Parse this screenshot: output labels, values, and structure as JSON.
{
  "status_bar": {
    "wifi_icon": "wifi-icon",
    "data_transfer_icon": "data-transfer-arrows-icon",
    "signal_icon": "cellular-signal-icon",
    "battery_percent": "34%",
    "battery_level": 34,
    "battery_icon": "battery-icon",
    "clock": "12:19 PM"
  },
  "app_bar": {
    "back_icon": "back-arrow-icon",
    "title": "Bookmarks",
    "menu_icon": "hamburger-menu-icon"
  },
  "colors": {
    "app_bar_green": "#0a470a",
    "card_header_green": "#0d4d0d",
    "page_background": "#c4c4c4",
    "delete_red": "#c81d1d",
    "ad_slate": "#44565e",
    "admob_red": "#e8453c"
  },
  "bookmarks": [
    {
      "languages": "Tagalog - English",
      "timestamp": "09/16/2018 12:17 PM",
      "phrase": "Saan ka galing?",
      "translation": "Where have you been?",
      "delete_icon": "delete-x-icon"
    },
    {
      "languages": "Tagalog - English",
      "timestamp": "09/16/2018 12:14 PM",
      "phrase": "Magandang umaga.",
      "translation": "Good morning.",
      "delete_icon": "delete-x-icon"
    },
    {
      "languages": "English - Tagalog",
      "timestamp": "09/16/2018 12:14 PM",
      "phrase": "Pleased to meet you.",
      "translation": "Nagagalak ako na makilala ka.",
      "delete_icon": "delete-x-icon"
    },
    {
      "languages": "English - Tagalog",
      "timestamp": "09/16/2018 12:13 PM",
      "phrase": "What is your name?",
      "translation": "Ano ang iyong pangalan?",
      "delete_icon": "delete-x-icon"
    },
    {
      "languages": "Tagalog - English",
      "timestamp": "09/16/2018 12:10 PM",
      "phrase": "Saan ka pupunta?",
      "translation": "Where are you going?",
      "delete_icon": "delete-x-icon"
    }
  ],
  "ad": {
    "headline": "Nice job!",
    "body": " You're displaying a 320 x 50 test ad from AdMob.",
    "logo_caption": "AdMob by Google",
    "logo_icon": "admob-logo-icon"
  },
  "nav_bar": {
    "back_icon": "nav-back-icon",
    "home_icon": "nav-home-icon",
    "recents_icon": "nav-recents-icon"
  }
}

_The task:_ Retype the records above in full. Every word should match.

_Solution to this task:_
Parse this screenshot: output labels, values, and structure as JSON.
{
  "status_bar": {
    "wifi_icon": "wifi-icon",
    "data_transfer_icon": "data-transfer-arrows-icon",
    "signal_icon": "cellular-signal-icon",
    "battery_percent": "34%",
    "battery_level": 34,
    "battery_icon": "battery-icon",
    "clock": "12:19 PM"
  },
  "app_bar": {
    "back_icon": "back-arrow-icon",
    "title": "Bookmarks",
    "menu_icon": "hamburger-menu-icon"
  },
  "colors": {
    "app_bar_green": "#0a470a",
    "card_header_green": "#0d4d0d",
    "page_background": "#c4c4c4",
    "delete_red": "#c81d1d",
    "ad_slate": "#44565e",
    "admob_red": "#e8453c"
  },
  "bookmarks": [
    {
      "languages": "Tagalog - English",
      "timestamp": "09/16/2018 12:17 PM",
      "phrase": "Saan ka galing?",
      "translation": "Where have you been?",
      "delete_icon": "delete-x-icon"
    },
    {
      "languages": "Tagalog - English",
      "timestamp": "09/16/2018 12:14 PM",
      "phrase": "Magandang umaga.",
      "translation": "Good morning.",
      "delete_icon": "delete-x-icon"
    },
    {
      "languages": "English - Tagalog",
      "timestamp": "09/16/2018 12:14 PM",
      "phrase": "Pleased to meet you.",
      "translation": "Nagagalak ako na makilala ka.",
      "delete_icon": "delete-x-icon"
    },
    {
      "languages": "English - Tagalog",
      "timestamp": "09/16/2018 12:13 PM",
      "phrase": "What is your name?",
      "translation": "Ano ang iyong pangalan?",
      "delete_icon": "delete-x-icon"
    },
    {
      "languages": "Tagalog - English",
      "timestamp": "09/16/2018 12:10 PM",
      "phrase": "Saan ka pupunta?",
      "translation": "Where are you going?",
      "delete_icon": "delete-x-icon"
    }
  ],
  "ad": {
    "headline": "Nice job!",
    "body": " You're displaying a 320 x 50 test ad from AdMob.",
    "logo_caption": "AdMob by Google",
    "logo_icon": "admob-logo-icon"
  },
  "nav_bar": {
    "back_icon": "nav-back-icon",
    "home_icon": "nav-home-icon",
    "recents_icon": "nav-recents-icon"
  }
}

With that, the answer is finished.